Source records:
>>>>>

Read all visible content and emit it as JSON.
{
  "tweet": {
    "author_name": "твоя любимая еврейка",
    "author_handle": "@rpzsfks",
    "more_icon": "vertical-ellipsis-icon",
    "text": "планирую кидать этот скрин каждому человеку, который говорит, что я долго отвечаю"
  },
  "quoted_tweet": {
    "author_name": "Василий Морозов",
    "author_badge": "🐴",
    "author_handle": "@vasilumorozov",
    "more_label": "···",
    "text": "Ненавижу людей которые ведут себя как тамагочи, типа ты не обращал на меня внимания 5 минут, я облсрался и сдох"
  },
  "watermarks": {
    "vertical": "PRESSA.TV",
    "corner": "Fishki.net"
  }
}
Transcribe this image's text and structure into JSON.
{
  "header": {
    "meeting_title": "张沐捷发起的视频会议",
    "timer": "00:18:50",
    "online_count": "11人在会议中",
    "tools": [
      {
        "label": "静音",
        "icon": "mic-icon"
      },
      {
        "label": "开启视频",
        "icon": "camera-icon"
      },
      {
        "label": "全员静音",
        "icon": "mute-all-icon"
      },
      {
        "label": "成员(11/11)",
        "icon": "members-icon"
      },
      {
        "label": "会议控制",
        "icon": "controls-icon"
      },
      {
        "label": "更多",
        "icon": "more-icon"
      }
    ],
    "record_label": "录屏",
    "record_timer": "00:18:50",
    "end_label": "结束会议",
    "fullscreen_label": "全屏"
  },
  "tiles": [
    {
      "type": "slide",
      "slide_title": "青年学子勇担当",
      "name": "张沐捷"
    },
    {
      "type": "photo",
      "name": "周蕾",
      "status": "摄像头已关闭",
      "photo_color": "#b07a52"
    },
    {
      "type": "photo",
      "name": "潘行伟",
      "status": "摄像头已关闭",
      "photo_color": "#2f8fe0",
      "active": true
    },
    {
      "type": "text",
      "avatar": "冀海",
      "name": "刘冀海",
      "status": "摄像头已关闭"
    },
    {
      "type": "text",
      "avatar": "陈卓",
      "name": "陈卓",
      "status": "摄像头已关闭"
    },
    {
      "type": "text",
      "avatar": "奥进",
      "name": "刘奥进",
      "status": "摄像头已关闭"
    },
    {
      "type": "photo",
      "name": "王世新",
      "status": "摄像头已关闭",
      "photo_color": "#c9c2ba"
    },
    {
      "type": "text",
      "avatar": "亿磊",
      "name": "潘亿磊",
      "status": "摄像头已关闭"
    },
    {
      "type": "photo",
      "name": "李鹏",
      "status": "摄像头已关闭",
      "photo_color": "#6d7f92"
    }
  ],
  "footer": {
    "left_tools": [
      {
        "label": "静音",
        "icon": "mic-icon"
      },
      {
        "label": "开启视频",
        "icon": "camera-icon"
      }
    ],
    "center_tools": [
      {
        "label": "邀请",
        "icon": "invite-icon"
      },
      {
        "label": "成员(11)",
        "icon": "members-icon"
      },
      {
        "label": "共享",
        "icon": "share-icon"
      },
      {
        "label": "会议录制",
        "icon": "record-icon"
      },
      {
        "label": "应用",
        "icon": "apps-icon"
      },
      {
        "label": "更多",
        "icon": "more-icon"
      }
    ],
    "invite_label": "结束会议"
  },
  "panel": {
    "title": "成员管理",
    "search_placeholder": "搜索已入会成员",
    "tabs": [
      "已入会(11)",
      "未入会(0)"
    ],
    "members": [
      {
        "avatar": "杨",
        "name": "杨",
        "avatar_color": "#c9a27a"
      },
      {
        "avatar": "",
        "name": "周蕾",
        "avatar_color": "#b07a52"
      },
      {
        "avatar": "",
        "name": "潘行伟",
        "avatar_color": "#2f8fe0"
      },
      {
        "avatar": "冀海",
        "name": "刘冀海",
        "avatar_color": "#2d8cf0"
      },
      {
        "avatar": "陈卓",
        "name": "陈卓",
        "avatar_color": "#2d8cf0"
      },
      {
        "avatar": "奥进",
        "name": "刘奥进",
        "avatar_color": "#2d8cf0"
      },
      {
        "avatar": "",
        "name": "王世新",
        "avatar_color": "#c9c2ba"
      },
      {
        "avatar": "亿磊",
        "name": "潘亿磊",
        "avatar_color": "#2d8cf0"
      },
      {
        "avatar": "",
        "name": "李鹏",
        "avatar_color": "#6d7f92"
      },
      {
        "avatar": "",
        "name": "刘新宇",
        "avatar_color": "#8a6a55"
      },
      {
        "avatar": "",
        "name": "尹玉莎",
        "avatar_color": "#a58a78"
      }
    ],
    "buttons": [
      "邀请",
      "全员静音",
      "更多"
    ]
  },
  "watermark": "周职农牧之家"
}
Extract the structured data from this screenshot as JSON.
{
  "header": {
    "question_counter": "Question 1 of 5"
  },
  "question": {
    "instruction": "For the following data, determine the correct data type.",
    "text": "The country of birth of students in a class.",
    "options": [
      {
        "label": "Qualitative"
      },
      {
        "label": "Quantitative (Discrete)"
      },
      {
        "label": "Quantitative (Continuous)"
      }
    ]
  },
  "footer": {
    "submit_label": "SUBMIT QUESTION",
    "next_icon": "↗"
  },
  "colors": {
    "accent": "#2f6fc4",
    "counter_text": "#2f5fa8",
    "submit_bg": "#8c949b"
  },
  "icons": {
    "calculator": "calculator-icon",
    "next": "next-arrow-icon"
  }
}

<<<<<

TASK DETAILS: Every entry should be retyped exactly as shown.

YOUR RESPONSE:
Read all visible content and emit it as JSON.
{
  "tweet": {
    "author_name": "твоя любимая еврейка",
    "author_handle": "@rpzsfks",
    "more_icon": "vertical-ellipsis-icon",
    "text": "планирую кидать этот скрин каждому человеку, который говорит, что я долго отвечаю"
  },
  "quoted_tweet": {
    "author_name": "Василий Морозов",
    "author_badge": "🐴",
    "author_handle": "@vasilumorozov",
    "more_label": "···",
    "text": "Ненавижу людей которые ведут себя как тамагочи, типа ты не обращал на меня внимания 5 минут, я облсрался и сдох"
  },
  "watermarks": {
    "vertical": "PRESSA.TV",
    "corner": "Fishki.net"
  }
}
Transcribe this image's text and structure into JSON.
{
  "header": {
    "meeting_title": "张沐捷发起的视频会议",
    "timer": "00:18:50",
    "online_count": "11人在会议中",
    "tools": [
      {
        "label": "静音",
        "icon": "mic-icon"
      },
      {
        "label": "开启视频",
        "icon": "camera-icon"
      },
      {
        "label": "全员静音",
        "icon": "mute-all-icon"
      },
      {
        "label": "成员(11/11)",
        "icon": "members-icon"
      },
      {
        "label": "会议控制",
        "icon": "controls-icon"
      },
      {
        "label": "更多",
        "icon": "more-icon"
      }
    ],
    "record_label": "录屏",
    "record_timer": "00:18:50",
    "end_label": "结束会议",
    "fullscreen_label": "全屏"
  },
  "tiles": [
    {
      "type": "slide",
      "slide_title": "青年学子勇担当",
      "name": "张沐捷"
    },
    {
      "type": "photo",
      "name": "周蕾",
      "status": "摄像头已关闭",
      "photo_color": "#b07a52"
    },
    {
      "type": "photo",
      "name": "潘行伟",
      "status": "摄像头已关闭",
      "photo_color": "#2f8fe0",
      "active": true
    },
    {
      "type": "text",
      "avatar": "冀海",
      "name": "刘冀海",
      "status": "摄像头已关闭"
    },
    {
      "type": "text",
      "avatar": "陈卓",
      "name": "陈卓",
      "status": "摄像头已关闭"
    },
    {
      "type": "text",
      "avatar": "奥进",
      "name": "刘奥进",
      "status": "摄像头已关闭"
    },
    {
      "type": "photo",
      "name": "王世新",
      "status": "摄像头已关闭",
      "photo_color": "#c9c2ba"
    },
    {
      "type": "text",
      "avatar": "亿磊",
      "name": "潘亿磊",
      "status": "摄像头已关闭"
    },
    {
      "type": "photo",
      "name": "李鹏",
      "status": "摄像头已关闭",
      "photo_color": "#6d7f92"
    }
  ],
  "footer": {
    "left_tools": [
      {
        "label": "静音",
        "icon": "mic-icon"
      },
      {
        "label": "开启视频",
        "icon": "camera-icon"
      }
    ],
    "center_tools": [
      {
        "label": "邀请",
        "icon": "invite-icon"
      },
      {
        "label": "成员(11)",
        "icon": "members-icon"
      },
      {
        "label": "共享",
        "icon": "share-icon"
      },
      {
        "label": "会议录制",
        "icon": "record-icon"
      },
      {
        "label": "应用",
        "icon": "apps-icon"
      },
      {
        "label": "更多",
        "icon": "more-icon"
      }
    ],
    "invite_label": "结束会议"
  },
  "panel": {
    "title": "成员管理",
    "search_placeholder": "搜索已入会成员",
    "tabs": [
      "已入会(11)",
      "未入会(0)"
    ],
    "members": [
      {
        "avatar": "杨",
        "name": "杨",
        "avatar_color": "#c9a27a"
      },
      {
        "avatar": "",
        "name": "周蕾",
        "avatar_color": "#b07a52"
      },
      {
        "avatar": "",
        "name": "潘行伟",
        "avatar_color": "#2f8fe0"
      },
      {
        "avatar": "冀海",
        "name": "刘冀海",
        "avatar_color": "#2d8cf0"
      },
      {
        "avatar": "陈卓",
        "name": "陈卓",
        "avatar_color": "#2d8cf0"
      },
      {
        "avatar": "奥进",
        "name": "刘奥进",
        "avatar_color": "#2d8cf0"
      },
      {
        "avatar": "",
        "name": "王世新",
        "avatar_color": "#c9c2ba"
      },
      {
        "avatar": "亿磊",
        "name": "潘亿磊",
        "avatar_color": "#2d8cf0"
      },
      {
        "avatar": "",
        "name": "李鹏",
        "avatar_color": "#6d7f92"
      },
      {
        "avatar": "",
        "name": "刘新宇",
        "avatar_color": "#8a6a55"
      },
      {
        "avatar": "",
        "name": "尹玉莎",
        "avatar_color": "#a58a78"
      }
    ],
    "buttons": [
      "邀请",
      "全员静音",
      "更多"
    ]
  },
  "watermark": "周职农牧之家"
}
Extract the structured data from this screenshot as JSON.
{
  "header": {
    "question_counter": "Question 1 of 5"
  },
  "question": {
    "instruction": "For the following data, determine the correct data type.",
    "text": "The country of birth of students in a class.",
    "options": [
      {
        "label": "Qualitative"
      },
      {
        "label": "Quantitative (Discrete)"
      },
      {
        "label": "Quantitative (Continuous)"
      }
    ]
  },
  "footer": {
    "submit_label": "SUBMIT QUESTION",
    "next_icon": "↗"
  },
  "colors": {
    "accent": "#2f6fc4",
    "counter_text": "#2f5fa8",
    "submit_bg": "#8c949b"
  },
  "icons": {
    "calculator": "calculator-icon",
    "next": "next-arrow-icon"
  }
}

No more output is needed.